Are prenups always enforceable?

In most cases, prenuptial agreements (prenups) are enforceable. But, that’s not always the case.

In most cases, prenuptial agreements, also known as prenups, are enforceable. But, that’s not always the case, and there are some situations in which a prenup may not hold up in court. First, the agreement must be signed voluntarily by both parties. If one party was forced or coerced into signing the prenup, it may not be enforceable in the case of divorce. Next, both parties must fully disclose all of their assets and liabilities before signing the prenup. So that means if one party hides assets or debts, the prenup may not hold up in court. If the agreement is unconscionable—as in, if the prenup is so one-sided that it is unfair to one party—a court may not enforce it. With First, we guide you through the process to ensure your prenup avoids common mistakes that can make it unenforceable.
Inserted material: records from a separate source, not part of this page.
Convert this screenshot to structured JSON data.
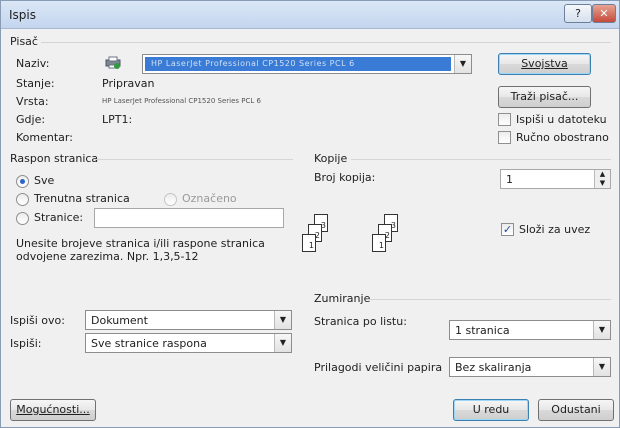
{
  "window": {
    "title": "Ispis",
    "help_label": "?",
    "close_label": "✕"
  },
  "printer": {
    "group_label": "Pisač",
    "name_label": "Naziv:",
    "name_value": "HP LaserJet Professional CP1520 Series PCL 6",
    "status_label": "Stanje:",
    "status_value": "Pripravan",
    "type_label": "Vrsta:",
    "type_value": "HP LaserJet Professional CP1520 Series PCL 6",
    "where_label": "Gdje:",
    "where_value": "LPT1:",
    "comment_label": "Komentar:",
    "properties_button": "Svojstva",
    "find_button": "Traži pisač...",
    "print_to_file": "Ispiši u datoteku",
    "manual_duplex": "Ručno obostrano"
  },
  "page_range": {
    "group_label": "Raspon stranica",
    "all": "Sve",
    "current": "Trenutna stranica",
    "selection": "Označeno",
    "pages": "Stranice:",
    "pages_value": "",
    "hint_line1": "Unesite brojeve stranica i/ili raspone stranica",
    "hint_line2": "odvojene zarezima. Npr. 1,3,5-12"
  },
  "copies": {
    "group_label": "Kopije",
    "count_label": "Broj kopija:",
    "count_value": "1",
    "collate": "Složi za uvez",
    "stack1": [
      "1",
      "2",
      "3"
    ],
    "stack2": [
      "1",
      "2",
      "3"
    ]
  },
  "print_what": {
    "label": "Ispiši ovo:",
    "value": "Dokument"
  },
  "print": {
    "label": "Ispiši:",
    "value": "Sve stranice raspona"
  },
  "zoom": {
    "group_label": "Zumiranje",
    "pages_per_sheet_label": "Stranica po listu:",
    "pages_per_sheet_value": "1 stranica",
    "scale_label": "Prilagodi veličini papira",
    "scale_value": "Bez skaliranja"
  },
  "buttons": {
    "options": "Mogućnosti...",
    "ok": "U redu",
    "cancel": "Odustani"
  },
  "colors": {
    "selection": "#3a7bd5",
    "accent": "#2b63c6"
  }
}
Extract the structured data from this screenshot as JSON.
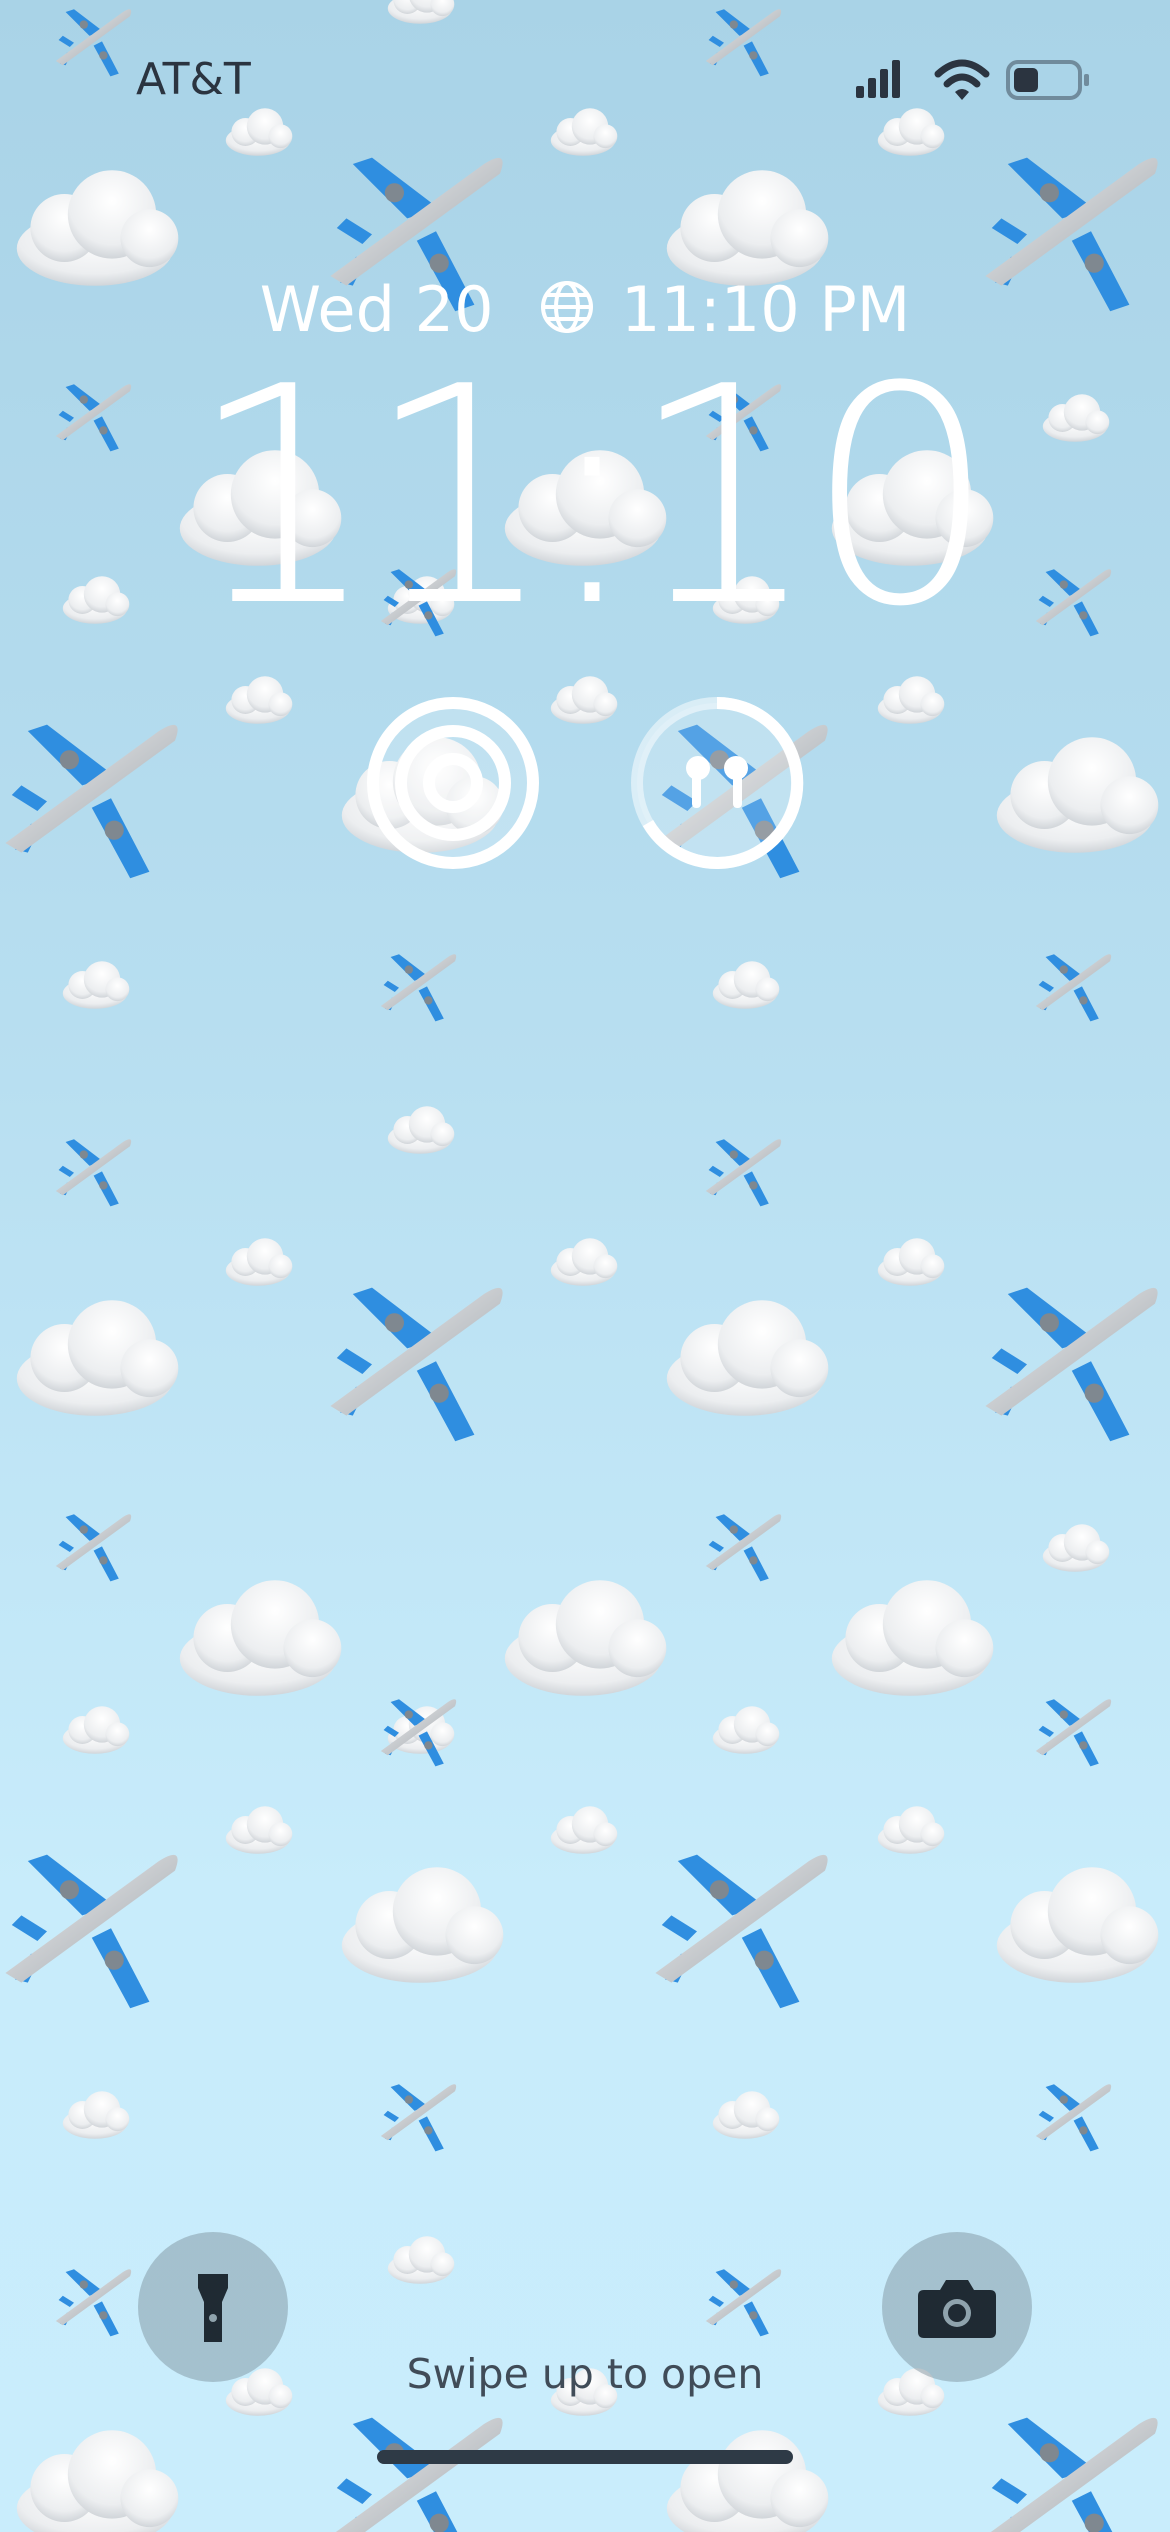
{
  "status_bar": {
    "carrier": "AT&T",
    "signal_icon": "cellular-signal-icon",
    "wifi_icon": "wifi-icon",
    "battery_icon": "battery-icon",
    "battery_level": 0.4
  },
  "lock_screen": {
    "date": "Wed 20",
    "world_clock_icon": "globe-icon",
    "world_clock_time": "11:10 PM",
    "time": "11:10",
    "widgets": [
      {
        "name": "focus-widget",
        "icon": "focus-rings-icon"
      },
      {
        "name": "airpods-battery-widget",
        "icon": "airpods-icon"
      }
    ]
  },
  "bottom": {
    "flashlight_icon": "flashlight-icon",
    "camera_icon": "camera-icon",
    "swipe_hint": "Swipe up to open"
  },
  "colors": {
    "sky_top": "#a9d3e7",
    "sky_bottom": "#c9edfc",
    "clock_text": "#ffffff",
    "plane_blue": "#2f8ee0"
  }
}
Lastly, if the agreement wasn’t properly executed in accordance with state law—for example, if it’s not properly signed —it may not hold up. Famously, that’s what happened with Steven Spielberg: He proposed to actress Amy Irving in 1985, and, to avoid financial issues later, they wisely wrote a prenup. The problem was, they just scrawled it on a cocktail napkin. When they divorced a few years later, the napkin prenup wasn’t enforceable—and the judge determined Irving was entitled to half of Spielberg’s earnings during their four year marriage, which was about $100 million.

In fact, some of these more publicized divorce stories have resulted in changing the law itself. For instance, some of California’s strict, present-day laws around premarital agreements came out of the divorce case of a legendary All-Star baseball player: San Francisco Giants player Barry Bonds.

Here’s what happened: In 1988, Bonds asked his (now) ex-wife to sign a prenup before their marriage. At the time, Bonds was earning an estimated $106,000. She signed the agreement— without having her own lawyer. When they divorced six years later, Bonds was earning much more money, and his ex-wife petitioned the prenup because of the absence of a lawyer.

The case made its way from the California Court of Appeal all the way up to the California Supreme Court, which ruled in favor of Bonds.

But, even though Bonds won that case, there was substantial legal fallout, resulting in the addition of several requirements for legal prenups in California. These include:

  • Both spouses being represented by their own attorneys, unless one spouse waives the requirement in a written statement.
  • A seven (7) day waiting period from the time they are first presented with the prenup before signing it.
  • A summary in writing of the terms and effects of the agreement to the spouse who waived legal representation (The summary must be in a language in which the other spouse is deemed to be proficient).

These are just California laws, though, and laws regarding prenups can vary greatly by state and country. By partnering with First on your prenup, you’re guaranteeing yourself an enforceable one. Which means more certainty now, and less potential conflict down the road.